Since the N-FET is on an isolated ground, the Gate can’t be driven by the Raspberry Pi. The Gate needs to be driven from the isolated “warm up” power. Hmm… Well the Raspberry Pi can turn on an opto FET. And resistors can divide the “warm up”’s 60V down to 5V to drive the Gate. So there you have it.

Speedometer / Odometer

The wheels on the bike go round and round. Given the diameter of the tire and the interval between rotations, calculating speed and distance is easy.

There is a “Hall” wire exposed by the ESC that is undocumented. Using my scope I learned that it produces a 3V square wave of 16 periods for each revolution of the tire. By using a GPIO pin on the Raspberry Pi, I was able to detect the rises of the square wave and use that to calculate speed and distance.

There were just two problems.

1) The Hall wire actually peaked at 5V, though only in very short spikes. Three pins on the Raspberry Pi got fried before I figured this out. The fix was to use another opto FET. The Hall wire turns it on with 5V. The Raspberry Pi powers the other side with 3.3V.

2) EMI - Electro-Magnetic Interference. The ESC inverts the DC current into AC at a high rate to drive the motor. This produces EMI all over the circuit that can be seen on the scope as tiny spikes in voltage, dozens a second. The Raspberry Pi pin to sees these as dozens of rises each second, even if the tire isn’t moving. Although this problem vexed me for days, the solution was simple. A 100nF capacitor across the pin and ground did the trick.

Originally, I ordered a Reed switch (a switch that reacts to magnets) that I would install on the front tire. But I was intrigued by the Hall wire and the simplicity it would add to the overall design.
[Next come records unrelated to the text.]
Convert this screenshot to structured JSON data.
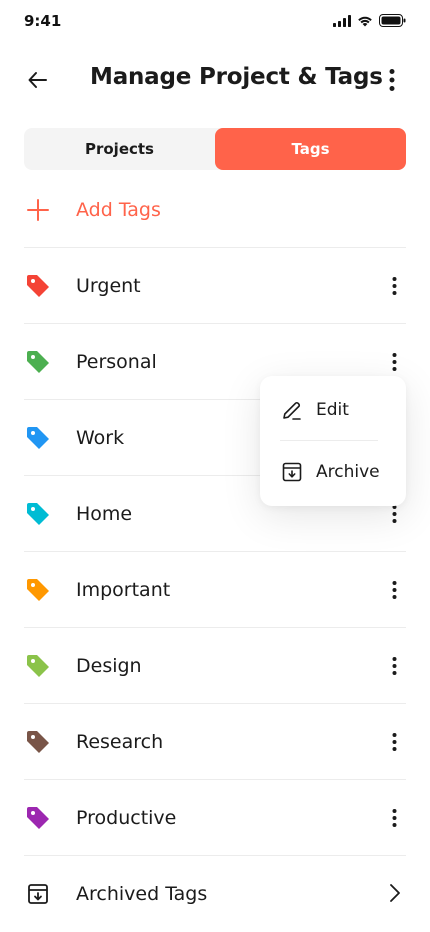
{
  "status_bar": {
    "time": "9:41"
  },
  "header": {
    "title": "Manage Project & Tags"
  },
  "segments": [
    {
      "label": "Projects",
      "active": false
    },
    {
      "label": "Tags",
      "active": true
    }
  ],
  "add_tags": {
    "label": "Add Tags"
  },
  "tags": [
    {
      "label": "Urgent",
      "color": "#f44336"
    },
    {
      "label": "Personal",
      "color": "#4caf50"
    },
    {
      "label": "Work",
      "color": "#2196f3"
    },
    {
      "label": "Home",
      "color": "#00bcd4"
    },
    {
      "label": "Important",
      "color": "#ff9800"
    },
    {
      "label": "Design",
      "color": "#8bc34a"
    },
    {
      "label": "Research",
      "color": "#795548"
    },
    {
      "label": "Productive",
      "color": "#9c27b0"
    }
  ],
  "archived": {
    "label": "Archived Tags"
  },
  "context_menu": {
    "edit_label": "Edit",
    "archive_label": "Archive"
  },
  "colors": {
    "accent": "#ff634a",
    "text": "#1b1b1b",
    "divider": "#ececec"
  }
}
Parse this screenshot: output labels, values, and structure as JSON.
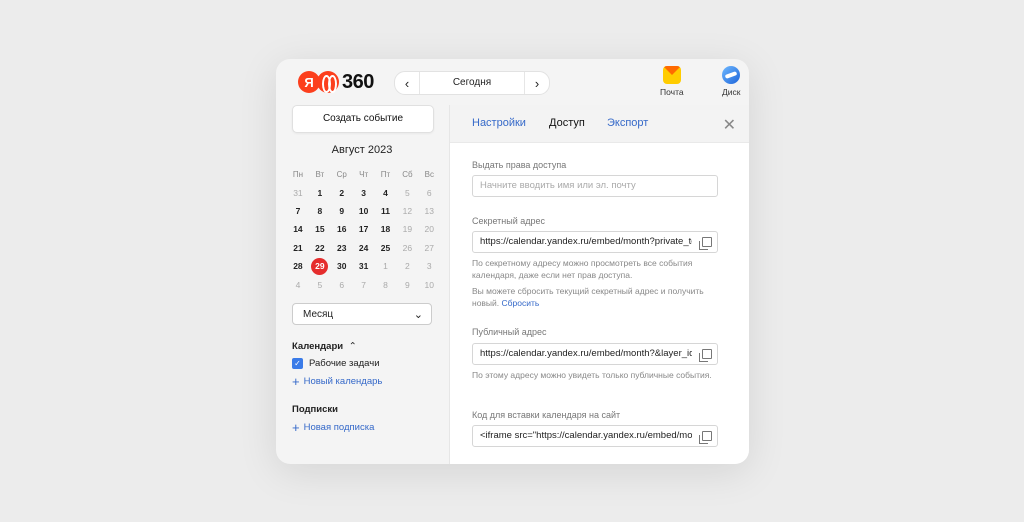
{
  "header": {
    "logo_letter": "Я",
    "logo_number": "360",
    "today_label": "Сегодня",
    "prev_arrow": "‹",
    "next_arrow": "›",
    "apps": [
      {
        "label": "Почта",
        "icon": "mail-icon"
      },
      {
        "label": "Диск",
        "icon": "disk-icon"
      }
    ]
  },
  "sidebar": {
    "create_button": "Создать событие",
    "month_title": "Август 2023",
    "weekdays": [
      "Пн",
      "Вт",
      "Ср",
      "Чт",
      "Пт",
      "Сб",
      "Вс"
    ],
    "weeks": [
      [
        "31",
        "1",
        "2",
        "3",
        "4",
        "5",
        "6"
      ],
      [
        "7",
        "8",
        "9",
        "10",
        "11",
        "12",
        "13"
      ],
      [
        "14",
        "15",
        "16",
        "17",
        "18",
        "19",
        "20"
      ],
      [
        "21",
        "22",
        "23",
        "24",
        "25",
        "26",
        "27"
      ],
      [
        "28",
        "29",
        "30",
        "31",
        "1",
        "2",
        "3"
      ],
      [
        "4",
        "5",
        "6",
        "7",
        "8",
        "9",
        "10"
      ]
    ],
    "selected_day": "29",
    "view_select": "Месяц",
    "calendars_title": "Календари",
    "calendars": [
      {
        "label": "Рабочие задачи",
        "checked": true,
        "color": "#3a7be8"
      }
    ],
    "new_calendar": "Новый календарь",
    "subscriptions_title": "Подписки",
    "new_subscription": "Новая подписка"
  },
  "panel": {
    "tabs": [
      "Настройки",
      "Доступ",
      "Экспорт"
    ],
    "active_tab": "Доступ",
    "access": {
      "label": "Выдать права доступа",
      "placeholder": "Начните вводить имя или эл. почту"
    },
    "secret": {
      "label": "Секретный адрес",
      "value": "https://calendar.yandex.ru/embed/month?private_token",
      "hint1": "По секретному адресу можно просмотреть все события календаря, даже если нет прав доступа.",
      "hint2": "Вы можете сбросить текущий секретный адрес и получить новый.",
      "reset_link": "Сбросить"
    },
    "public": {
      "label": "Публичный адрес",
      "value": "https://calendar.yandex.ru/embed/month?&layer_ids",
      "hint": "По этому адресу можно увидеть только публичные события."
    },
    "embed": {
      "label": "Код для вставки календаря на сайт",
      "value": "<iframe src=\"https://calendar.yandex.ru/embed/month"
    }
  },
  "colors": {
    "accent": "#3569c9",
    "selected_day": "#e52d2d",
    "brand": "#fc3f1d"
  }
}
But I’ll freely admist that the Speedometer and Odometer are not 100% reliable due to the problems mentioned above. Now I’m inclined to install that reed switch and be done with the Hall meter mess.